## What the task asks
Every line of the material that includes the word "doclinc" is to be shown.

## Data provided

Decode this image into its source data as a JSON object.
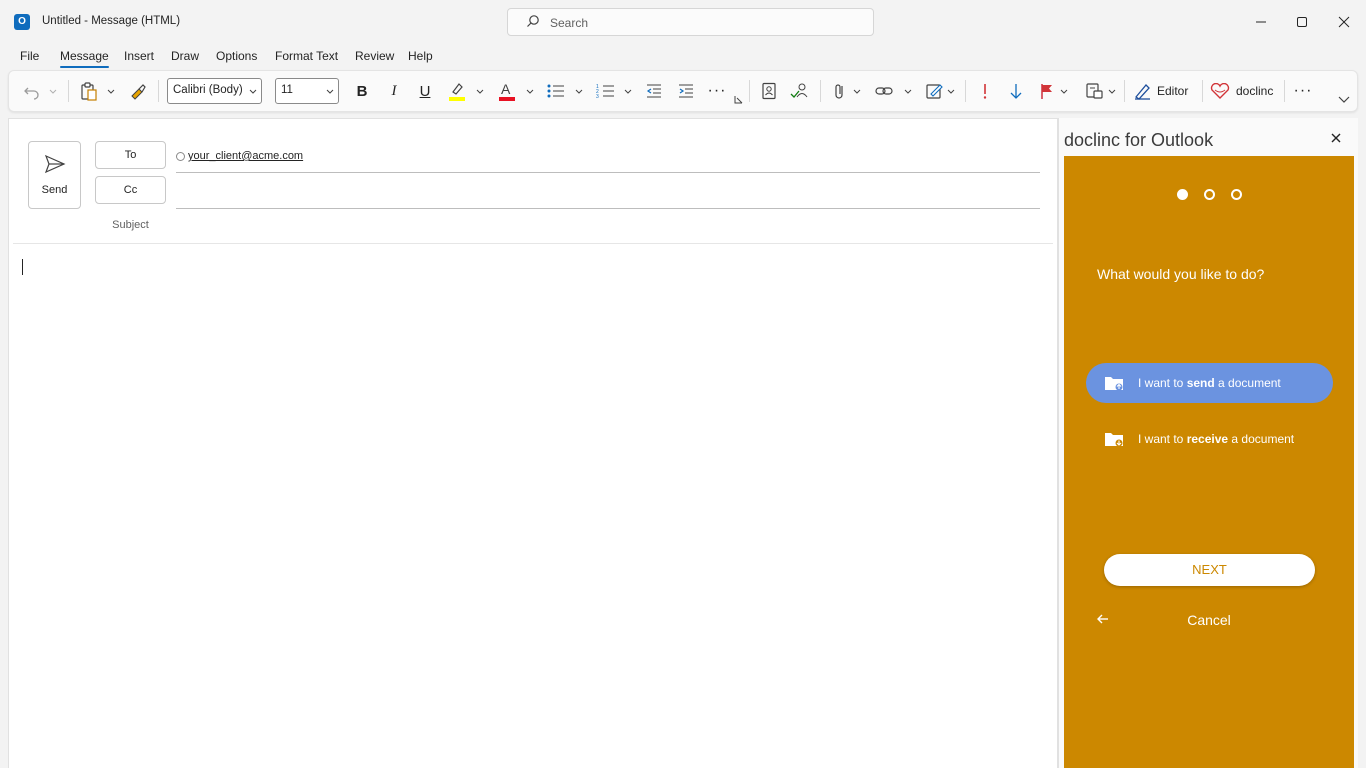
{
  "window": {
    "title": "Untitled  -  Message (HTML)",
    "search_placeholder": "Search"
  },
  "menu": {
    "tabs": [
      "File",
      "Message",
      "Insert",
      "Draw",
      "Options",
      "Format Text",
      "Review",
      "Help"
    ],
    "active_tab": "Message"
  },
  "ribbon": {
    "font_name": "Calibri (Body)",
    "font_size": "11",
    "editor_label": "Editor",
    "doclinc_label": "doclinc",
    "highlight_color": "#ffff00",
    "font_color": "#e81123"
  },
  "compose": {
    "send_label": "Send",
    "to_label": "To",
    "cc_label": "Cc",
    "subject_label": "Subject",
    "to_recipient": "your_client@acme.com"
  },
  "pane": {
    "title": "doclinc for Outlook",
    "accent_color": "#cc8800",
    "steps_total": 3,
    "current_step": 1,
    "question": "What would you like to do?",
    "options": [
      {
        "prefix": "I want to ",
        "bold": "send",
        "suffix": " a document",
        "selected": true
      },
      {
        "prefix": "I want to ",
        "bold": "receive",
        "suffix": " a document",
        "selected": false
      }
    ],
    "next_label": "NEXT",
    "cancel_label": "Cancel"
  }
}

## Output below
    "doclinc_label": "doclinc",
    "title": "doclinc for Outlook",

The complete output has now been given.